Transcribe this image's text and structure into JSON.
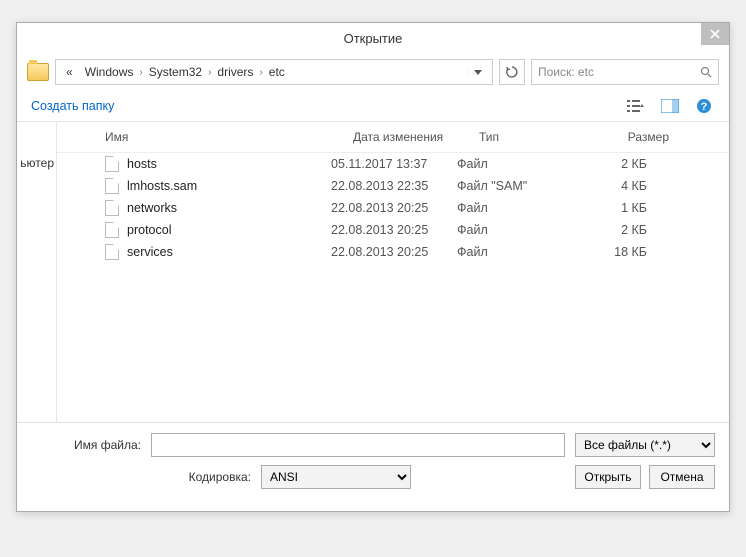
{
  "title": "Открытие",
  "breadcrumbs": {
    "prefix": "«",
    "items": [
      "Windows",
      "System32",
      "drivers",
      "etc"
    ]
  },
  "search": {
    "placeholder": "Поиск: etc"
  },
  "toolbar": {
    "new_folder": "Создать папку"
  },
  "sidebar": {
    "fragment": "ьютер"
  },
  "columns": {
    "name": "Имя",
    "date": "Дата изменения",
    "type": "Тип",
    "size": "Размер"
  },
  "files": [
    {
      "name": "hosts",
      "date": "05.11.2017 13:37",
      "type": "Файл",
      "size": "2 КБ"
    },
    {
      "name": "lmhosts.sam",
      "date": "22.08.2013 22:35",
      "type": "Файл \"SAM\"",
      "size": "4 КБ"
    },
    {
      "name": "networks",
      "date": "22.08.2013 20:25",
      "type": "Файл",
      "size": "1 КБ"
    },
    {
      "name": "protocol",
      "date": "22.08.2013 20:25",
      "type": "Файл",
      "size": "2 КБ"
    },
    {
      "name": "services",
      "date": "22.08.2013 20:25",
      "type": "Файл",
      "size": "18 КБ"
    }
  ],
  "footer": {
    "filename_label": "Имя файла:",
    "filename_value": "",
    "encoding_label": "Кодировка:",
    "encoding_value": "ANSI",
    "filter_value": "Все файлы  (*.*)",
    "open": "Открыть",
    "cancel": "Отмена"
  }
}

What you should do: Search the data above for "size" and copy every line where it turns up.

Expected output:
    "size": "Размер"
      "size": "2 КБ"
      "size": "4 КБ"
      "size": "1 КБ"
      "size": "2 КБ"
      "size": "18 КБ"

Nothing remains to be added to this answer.